-- Activity --
Among the entries that follow, count the lines with the word "main" and report the number by itself.

-- Entries shown --
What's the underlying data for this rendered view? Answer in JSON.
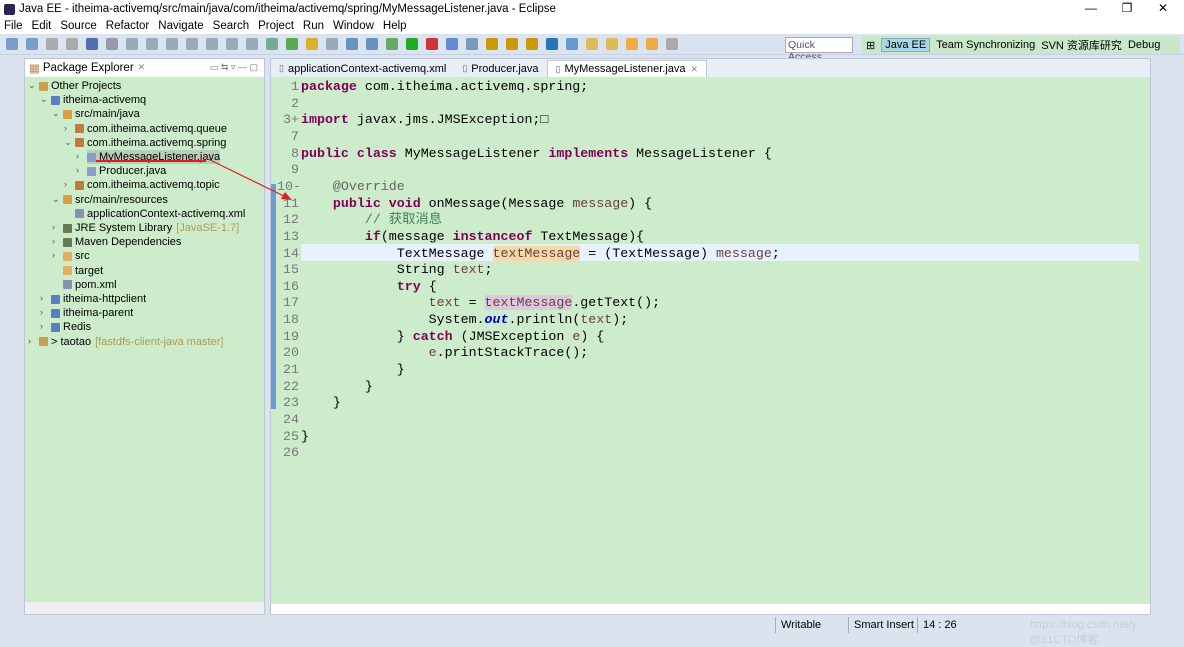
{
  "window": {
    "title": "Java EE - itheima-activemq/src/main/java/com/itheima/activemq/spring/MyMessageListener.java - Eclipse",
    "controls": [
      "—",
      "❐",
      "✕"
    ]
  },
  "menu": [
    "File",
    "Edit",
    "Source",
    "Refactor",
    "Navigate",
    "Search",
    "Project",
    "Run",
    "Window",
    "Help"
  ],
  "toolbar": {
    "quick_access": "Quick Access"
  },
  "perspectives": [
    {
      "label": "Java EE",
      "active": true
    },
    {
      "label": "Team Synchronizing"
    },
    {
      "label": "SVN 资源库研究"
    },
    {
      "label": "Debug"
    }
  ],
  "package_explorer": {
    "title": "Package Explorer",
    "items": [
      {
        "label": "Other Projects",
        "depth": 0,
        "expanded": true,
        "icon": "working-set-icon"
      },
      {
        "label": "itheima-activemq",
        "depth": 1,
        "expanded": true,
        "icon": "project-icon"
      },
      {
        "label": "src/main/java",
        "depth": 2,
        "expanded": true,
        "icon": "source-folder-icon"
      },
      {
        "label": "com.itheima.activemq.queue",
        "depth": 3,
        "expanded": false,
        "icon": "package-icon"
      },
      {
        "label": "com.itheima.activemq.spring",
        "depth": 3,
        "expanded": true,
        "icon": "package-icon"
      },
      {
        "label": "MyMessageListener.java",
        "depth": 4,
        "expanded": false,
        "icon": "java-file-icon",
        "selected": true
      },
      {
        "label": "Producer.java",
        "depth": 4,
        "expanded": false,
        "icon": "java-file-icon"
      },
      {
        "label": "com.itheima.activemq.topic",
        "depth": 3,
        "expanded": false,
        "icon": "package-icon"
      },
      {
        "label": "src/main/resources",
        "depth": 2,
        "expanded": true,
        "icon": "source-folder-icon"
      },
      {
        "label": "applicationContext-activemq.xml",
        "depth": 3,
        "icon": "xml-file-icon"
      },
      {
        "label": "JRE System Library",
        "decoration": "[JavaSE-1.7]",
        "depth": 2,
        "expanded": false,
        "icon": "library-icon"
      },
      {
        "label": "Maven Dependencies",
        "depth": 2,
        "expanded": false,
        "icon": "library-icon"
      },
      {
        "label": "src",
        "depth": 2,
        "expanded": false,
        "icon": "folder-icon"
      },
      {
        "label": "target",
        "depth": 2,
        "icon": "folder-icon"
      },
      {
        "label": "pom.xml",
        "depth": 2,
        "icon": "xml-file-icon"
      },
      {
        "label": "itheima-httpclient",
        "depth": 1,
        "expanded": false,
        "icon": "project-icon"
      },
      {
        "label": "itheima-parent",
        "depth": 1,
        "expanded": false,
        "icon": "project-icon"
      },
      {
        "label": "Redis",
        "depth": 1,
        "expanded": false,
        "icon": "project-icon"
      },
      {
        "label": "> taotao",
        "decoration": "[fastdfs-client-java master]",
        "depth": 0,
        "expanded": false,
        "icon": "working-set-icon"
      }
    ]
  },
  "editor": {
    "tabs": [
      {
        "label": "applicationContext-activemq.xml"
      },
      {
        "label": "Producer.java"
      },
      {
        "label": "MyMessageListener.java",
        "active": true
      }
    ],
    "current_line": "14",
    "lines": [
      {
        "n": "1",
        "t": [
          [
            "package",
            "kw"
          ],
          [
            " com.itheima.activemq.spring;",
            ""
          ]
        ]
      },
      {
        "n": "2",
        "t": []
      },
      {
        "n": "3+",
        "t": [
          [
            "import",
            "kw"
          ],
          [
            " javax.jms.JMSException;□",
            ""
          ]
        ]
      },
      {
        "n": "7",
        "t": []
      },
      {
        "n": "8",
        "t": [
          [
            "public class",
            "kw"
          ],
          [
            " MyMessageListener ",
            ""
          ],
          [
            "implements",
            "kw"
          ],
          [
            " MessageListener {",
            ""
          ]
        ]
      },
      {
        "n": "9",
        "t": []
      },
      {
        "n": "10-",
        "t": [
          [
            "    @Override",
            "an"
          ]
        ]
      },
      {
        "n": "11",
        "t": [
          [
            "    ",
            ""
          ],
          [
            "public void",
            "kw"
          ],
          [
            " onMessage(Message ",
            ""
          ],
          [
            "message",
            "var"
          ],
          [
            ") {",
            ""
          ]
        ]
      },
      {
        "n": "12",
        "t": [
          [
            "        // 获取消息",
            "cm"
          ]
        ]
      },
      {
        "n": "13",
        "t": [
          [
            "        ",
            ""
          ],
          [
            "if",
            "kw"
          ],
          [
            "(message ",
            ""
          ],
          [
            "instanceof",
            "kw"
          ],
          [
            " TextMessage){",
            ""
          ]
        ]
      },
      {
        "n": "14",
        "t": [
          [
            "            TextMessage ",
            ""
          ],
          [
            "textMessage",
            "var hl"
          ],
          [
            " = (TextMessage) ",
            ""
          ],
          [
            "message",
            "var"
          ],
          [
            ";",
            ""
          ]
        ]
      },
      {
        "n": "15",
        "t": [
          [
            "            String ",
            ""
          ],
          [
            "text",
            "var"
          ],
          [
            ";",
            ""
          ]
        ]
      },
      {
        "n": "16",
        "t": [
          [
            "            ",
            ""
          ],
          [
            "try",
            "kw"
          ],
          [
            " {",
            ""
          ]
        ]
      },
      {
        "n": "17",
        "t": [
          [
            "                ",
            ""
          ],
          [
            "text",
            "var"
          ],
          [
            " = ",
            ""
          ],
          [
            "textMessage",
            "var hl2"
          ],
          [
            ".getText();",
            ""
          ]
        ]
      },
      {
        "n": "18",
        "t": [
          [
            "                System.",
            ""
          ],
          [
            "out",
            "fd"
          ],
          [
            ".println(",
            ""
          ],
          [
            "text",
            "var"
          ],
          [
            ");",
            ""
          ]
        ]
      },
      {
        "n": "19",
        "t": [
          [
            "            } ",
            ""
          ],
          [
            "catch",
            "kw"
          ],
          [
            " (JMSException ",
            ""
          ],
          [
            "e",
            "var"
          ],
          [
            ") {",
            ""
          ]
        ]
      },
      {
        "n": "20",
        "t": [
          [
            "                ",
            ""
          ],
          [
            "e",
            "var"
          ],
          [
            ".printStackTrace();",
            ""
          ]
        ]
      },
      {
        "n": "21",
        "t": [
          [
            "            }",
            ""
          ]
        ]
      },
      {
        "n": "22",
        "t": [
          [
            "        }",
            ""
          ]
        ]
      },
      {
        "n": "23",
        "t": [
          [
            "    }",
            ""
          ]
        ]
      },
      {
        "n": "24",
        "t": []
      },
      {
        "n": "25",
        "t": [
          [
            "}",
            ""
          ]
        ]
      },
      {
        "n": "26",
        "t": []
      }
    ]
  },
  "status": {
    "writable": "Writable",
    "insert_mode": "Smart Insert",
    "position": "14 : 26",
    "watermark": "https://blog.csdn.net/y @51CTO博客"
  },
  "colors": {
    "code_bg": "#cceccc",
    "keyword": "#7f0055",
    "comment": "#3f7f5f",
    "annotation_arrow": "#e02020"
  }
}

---

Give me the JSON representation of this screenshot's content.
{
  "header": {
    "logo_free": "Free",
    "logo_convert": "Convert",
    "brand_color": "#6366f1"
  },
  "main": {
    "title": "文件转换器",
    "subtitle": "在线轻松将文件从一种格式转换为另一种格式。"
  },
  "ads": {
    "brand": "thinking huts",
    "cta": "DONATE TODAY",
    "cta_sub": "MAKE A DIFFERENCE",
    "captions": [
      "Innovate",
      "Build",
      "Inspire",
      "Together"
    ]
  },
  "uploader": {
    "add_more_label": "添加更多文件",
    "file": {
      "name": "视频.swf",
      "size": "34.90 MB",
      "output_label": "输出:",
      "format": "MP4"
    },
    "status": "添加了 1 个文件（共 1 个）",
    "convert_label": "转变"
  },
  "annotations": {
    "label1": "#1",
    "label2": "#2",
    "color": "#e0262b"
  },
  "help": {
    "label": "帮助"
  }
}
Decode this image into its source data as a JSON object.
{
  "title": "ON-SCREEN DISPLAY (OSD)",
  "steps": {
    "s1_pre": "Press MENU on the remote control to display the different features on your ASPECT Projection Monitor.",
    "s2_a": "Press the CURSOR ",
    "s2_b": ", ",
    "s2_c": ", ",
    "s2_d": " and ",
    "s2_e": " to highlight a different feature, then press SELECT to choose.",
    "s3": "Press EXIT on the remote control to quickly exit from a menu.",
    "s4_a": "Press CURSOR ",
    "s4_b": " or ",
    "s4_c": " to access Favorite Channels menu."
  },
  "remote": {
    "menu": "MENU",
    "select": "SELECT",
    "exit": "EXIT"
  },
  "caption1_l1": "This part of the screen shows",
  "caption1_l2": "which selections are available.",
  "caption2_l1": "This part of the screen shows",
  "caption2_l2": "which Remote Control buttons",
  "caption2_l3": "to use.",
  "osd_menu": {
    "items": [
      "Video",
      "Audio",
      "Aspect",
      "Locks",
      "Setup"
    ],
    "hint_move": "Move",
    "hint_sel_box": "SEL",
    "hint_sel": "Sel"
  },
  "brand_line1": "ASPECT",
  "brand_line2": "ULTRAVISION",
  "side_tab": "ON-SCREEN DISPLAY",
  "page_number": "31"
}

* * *

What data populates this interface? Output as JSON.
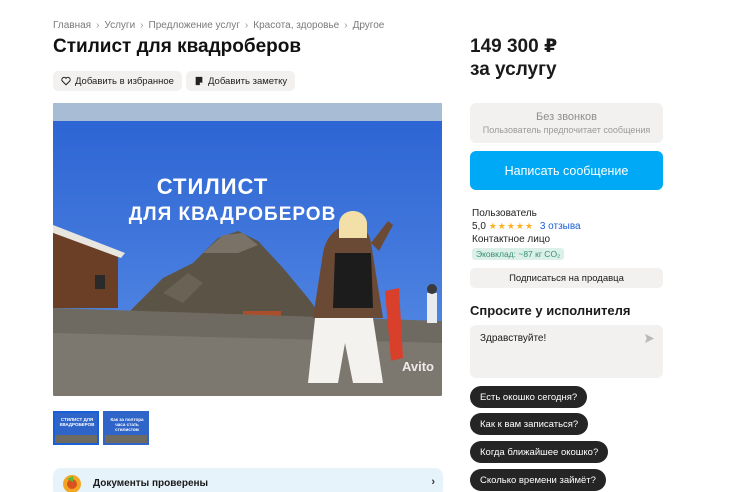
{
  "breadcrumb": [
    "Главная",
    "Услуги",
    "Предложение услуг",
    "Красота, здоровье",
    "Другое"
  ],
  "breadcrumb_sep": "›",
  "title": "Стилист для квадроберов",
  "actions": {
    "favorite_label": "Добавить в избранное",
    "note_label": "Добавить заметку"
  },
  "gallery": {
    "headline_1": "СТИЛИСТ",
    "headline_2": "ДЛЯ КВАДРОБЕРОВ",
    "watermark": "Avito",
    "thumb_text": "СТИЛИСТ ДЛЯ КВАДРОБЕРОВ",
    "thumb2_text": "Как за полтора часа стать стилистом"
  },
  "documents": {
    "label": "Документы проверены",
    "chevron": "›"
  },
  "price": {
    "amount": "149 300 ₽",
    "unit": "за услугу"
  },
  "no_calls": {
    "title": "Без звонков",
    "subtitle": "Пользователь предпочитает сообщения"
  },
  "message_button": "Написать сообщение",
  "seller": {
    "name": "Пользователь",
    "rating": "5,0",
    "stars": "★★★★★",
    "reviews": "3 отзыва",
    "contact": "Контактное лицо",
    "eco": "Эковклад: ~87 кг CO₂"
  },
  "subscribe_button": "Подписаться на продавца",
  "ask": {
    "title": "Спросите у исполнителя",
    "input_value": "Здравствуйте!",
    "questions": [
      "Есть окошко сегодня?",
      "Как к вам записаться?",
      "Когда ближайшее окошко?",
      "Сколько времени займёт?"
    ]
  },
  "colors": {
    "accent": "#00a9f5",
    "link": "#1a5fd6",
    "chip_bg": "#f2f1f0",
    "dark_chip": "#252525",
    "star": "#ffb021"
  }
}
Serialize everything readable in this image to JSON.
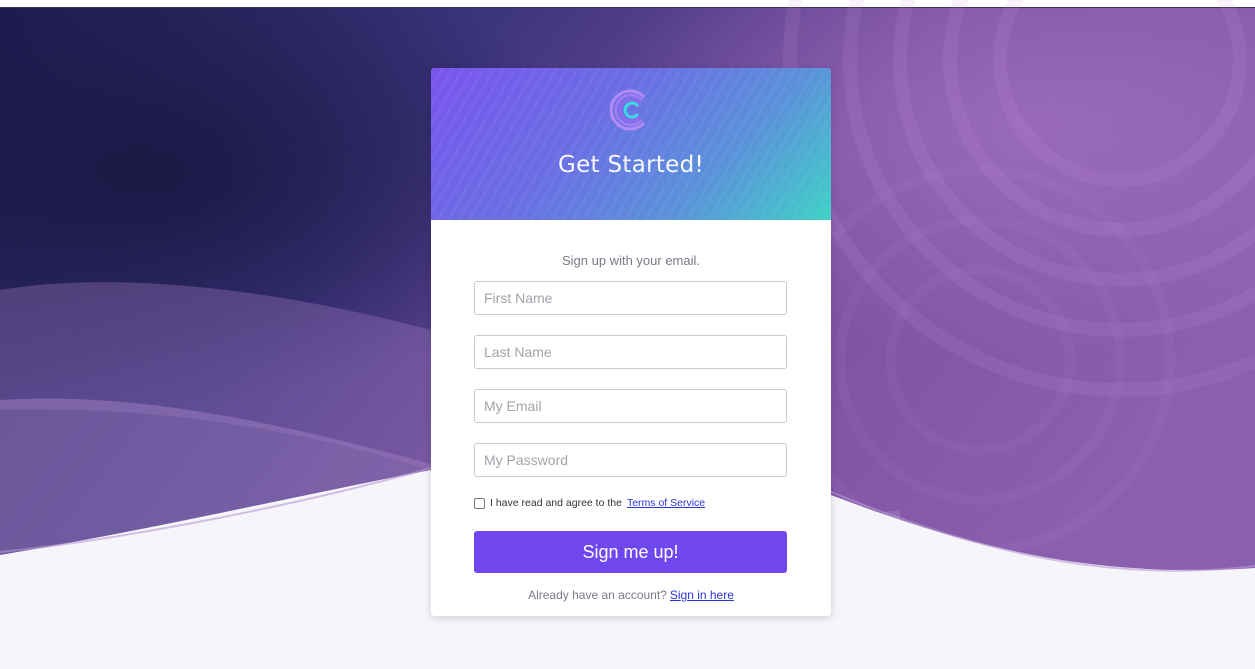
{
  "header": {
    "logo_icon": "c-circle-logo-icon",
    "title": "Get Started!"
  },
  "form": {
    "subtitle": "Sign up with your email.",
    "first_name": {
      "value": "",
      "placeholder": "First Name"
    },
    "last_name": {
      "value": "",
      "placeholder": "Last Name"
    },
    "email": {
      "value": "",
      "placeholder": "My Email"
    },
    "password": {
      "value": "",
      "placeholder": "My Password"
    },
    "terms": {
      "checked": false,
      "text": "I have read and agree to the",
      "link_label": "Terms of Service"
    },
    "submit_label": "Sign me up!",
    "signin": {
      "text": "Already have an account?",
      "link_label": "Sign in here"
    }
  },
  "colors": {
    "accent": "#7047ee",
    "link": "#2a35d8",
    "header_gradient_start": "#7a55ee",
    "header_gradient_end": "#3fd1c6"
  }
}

-- Finished exercise --
4